GIFFORD: Well, it's part of the ongoing dilemma really, which is happening in the United States as well, and throughout the European Union, of what to do when you've encouraged democracy in the middle east. And we've seen it, of course, with the Hamas victory in the Palestinian elections several weeks ago. What do you do when you encourage it, and then the Islamist groups take power. And this particular memo, is saying that reall, the credibility of the British government is at stake. That once you've encouraged democracy, you can't then, just ignore people who have taken part in that democracy. And the Muslim Brotherhood have just participated recent Egyptian elections and won 88 seats-which is more than they ever have done before. They were not allowed to run as the Muslim Brotherhood, it should be said, they had to run as independents. But that is still and important move in the Egyptian political landscape.

MONTAGNE: Remind us Rob, exactly who is the Muslim Brotherhood.

GIFFORD: Well, it has its roots back in the 1920s. It was founded in 1928 and its aim is to implement Sharia law, but it says 'through democratic means.' It's very, very influential, as we've just been hearing, on Hamas, on other Islamic groups around the region. One important point and one thing that has really affected how people see the Muslim Brotherhood, of course, is that Ayman al-Zawahiri, the number two in al-Qaeda to Osama bin Laden, used to be a senior member of the Muslim Brotherhood and so it's very much seen as this extremist group and in many ways, it's clear it has links with extremist groups around the region.

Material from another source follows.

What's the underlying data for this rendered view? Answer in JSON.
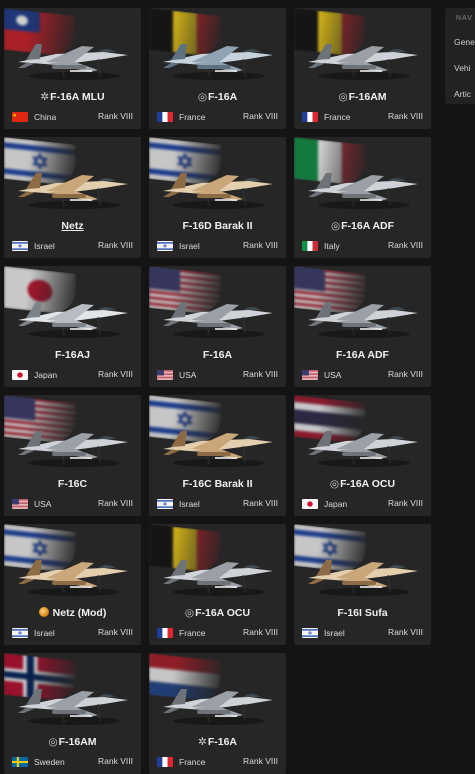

But as Linda Gradstein was just saying from the Middle East just then, it also does support the poor; it has a lot of grassroots support among ordinary Egyptians and helps the poor and helps with education and all these other areas as well.

MONTAGNE: Well, has Tony Blair's government decided to move this way and just, quickly, would it be ironic, given that the Blair government has pushed to outlaw speech glorifying terrorism and there is that history here?

GIFFORD: Well, there is obviously this whole attention here in this whole debate. It clearly looks as though the British government is moving that way, although the fact that this memo was leaked suggests that there are some people within the British government who are not happy with going in this direction. One of the memos that was leaked at the same time to the new statesman is a memo from the British ambassador in Cairo basically saying that the government -- advising the government not to do this and this will, as he put it scare the horses in the Egyptian government, and he pours scorn on the idea that you can affect the direction of the Muslim Brotherhood by engaging it.

MONTAGNE: Rob, thanks very much.

GIFFORD: Thank you very much, Renee.

MONTAGNE: NPR's Rob Gifford speaking to us from London.

Copyright © 2006 NPR. All rights reserved. No quotes from the materials contained herein may be used in any media without attribution to NPR. This transcript is provided for personal, noncommercial use only, pursuant to our Terms of Use. Any other use requires NPR's prior permission. Visit our permissions page for further information.

NPR transcripts are created on a rush deadline by a contractor for NPR, and accuracy and availability may vary. This text may not be in its final form and may be updated or revised in the future. Please be aware that the authoritative record of NPR's programming is the audio.

Comments

 

Please keep your community civil. All comments must follow the NPR.org Community rules and terms of use, and will be moderated prior to posting. NPR reserves the right to use the comments we receive, in whole or in part, and to use the commenter's name and location, in any medium. See also the Terms of Use, Privacy Policy and Community FAQ.

Support comes from: